When the first half of 2023 is complete, imports are expected to dip 22% below last year.
That’s according to new data from the Global Port Tracker, which is compiled monthly by the National Retail Federation and Hackett Associates.
The decline has been building over the entire year, as imports dipped in the winter. With the spring, volume started to rebound. In April, the major ports handled 1.78 million Twenty-Foot Equivalent Units. That was an increase of 9.6% from March. Still it was a decline of 21.3% year over year – reflecting the record cargo hauled in over the spike in consumer demand of 2021 and the inventory glut 2022.
In 2023, consumer spending is remaining resilient with in a strong job market, despite the collision of inflation and interest rates. The economy remains different from pre-pandemic days, but shipping volumes are beginning to once again resemble the time before COVID-19.

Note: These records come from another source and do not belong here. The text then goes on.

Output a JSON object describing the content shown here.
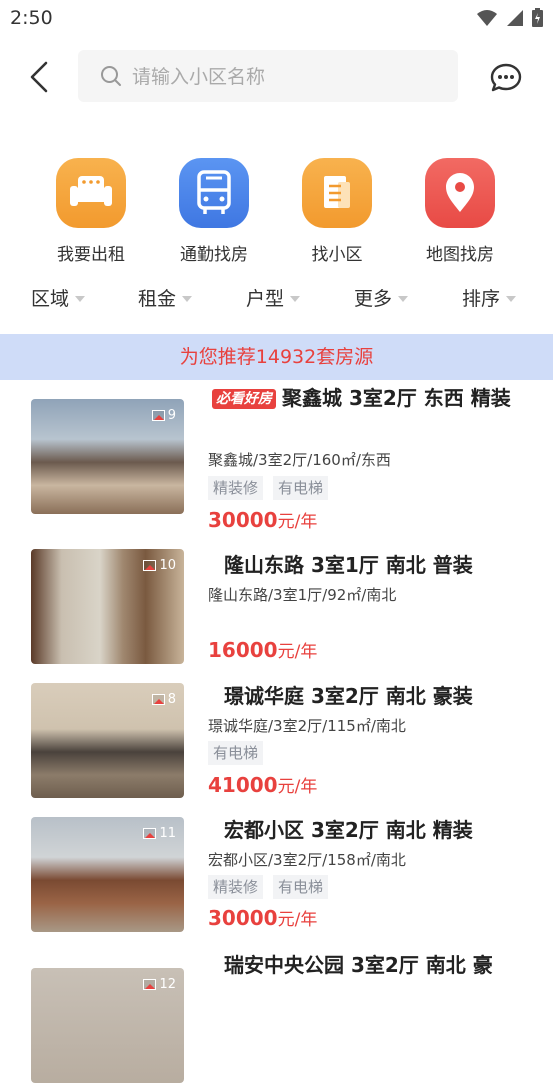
{
  "status": {
    "time": "2:50"
  },
  "search": {
    "placeholder": "请输入小区名称"
  },
  "quick_actions": [
    {
      "label": "我要出租",
      "icon": "sofa-icon",
      "color": "#f5a23a"
    },
    {
      "label": "通勤找房",
      "icon": "bus-icon",
      "color": "#4a86ee"
    },
    {
      "label": "找小区",
      "icon": "building-icon",
      "color": "#f5a23a"
    },
    {
      "label": "地图找房",
      "icon": "map-pin-icon",
      "color": "#ee5050"
    }
  ],
  "filters": [
    {
      "label": "区域"
    },
    {
      "label": "租金"
    },
    {
      "label": "户型"
    },
    {
      "label": "更多"
    },
    {
      "label": "排序"
    }
  ],
  "banner": {
    "text": "为您推荐14932套房源"
  },
  "listings": [
    {
      "badge": "必看好房",
      "title": "聚鑫城 3室2厅 东西 精装",
      "subtitle": "聚鑫城/3室2厅/160㎡/东西",
      "tags": [
        "精装修",
        "有电梯"
      ],
      "price": "30000",
      "unit": "元/年",
      "photo_count": "9"
    },
    {
      "badge": "",
      "title": "隆山东路 3室1厅 南北 普装",
      "subtitle": "隆山东路/3室1厅/92㎡/南北",
      "tags": [],
      "price": "16000",
      "unit": "元/年",
      "photo_count": "10"
    },
    {
      "badge": "",
      "title": "璟诚华庭 3室2厅 南北 豪装",
      "subtitle": "璟诚华庭/3室2厅/115㎡/南北",
      "tags": [
        "有电梯"
      ],
      "price": "41000",
      "unit": "元/年",
      "photo_count": "8"
    },
    {
      "badge": "",
      "title": "宏都小区 3室2厅 南北 精装",
      "subtitle": "宏都小区/3室2厅/158㎡/南北",
      "tags": [
        "精装修",
        "有电梯"
      ],
      "price": "30000",
      "unit": "元/年",
      "photo_count": "11"
    },
    {
      "badge": "",
      "title": "瑞安中央公园 3室2厅 南北 豪",
      "subtitle": "",
      "tags": [],
      "price": "",
      "unit": "",
      "photo_count": "12"
    }
  ]
}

“Economists and shipping lines increasingly wonder why the decline in container import demand is so much at odds with continuous growth in consumer demand,” said Hackett Associates Founder Ben Hackett, in a statement. “Import container shipments have returned the pre-pandemic levels seen in 2019 and appear likely to stay there for a while.”
Retailers and logistics professionals alike are looking to the second half of the year for a potential upswing. Peak shipping season occurs in the summer, which is in preparation for peak shopping season over the holidays.
Yet disruption could occur on the West Coast if labor issues can’t be settled. This week, ports from Los Angeles to Seattle reported closures and slowdowns as ongoing union disputes boil over, CNBC reported. NRF called on the Biden administration to intervene.
“Cargo volume is lower than last year but retailers are entering the busiest shipping season of the year bringing in holiday merchandise. The last thing retailers and other shippers need is ongoing disruption at the ports,” aid NRF Vice President for Supply Chain and Customs Policy Jonathan Gold said. “If labor and management can’t reach agreement and operate smoothly and efficiently, retailers will have no choice but to continue to take their cargo to East Coast and Gulf Coast gateways. We continue to urge the administration to step in and help the parties reach an agreement and end the disruptions so operations can return to normal. We’ve had enough unavoidable supply chain issues the past two years. This is not the time for one that can be avoided.”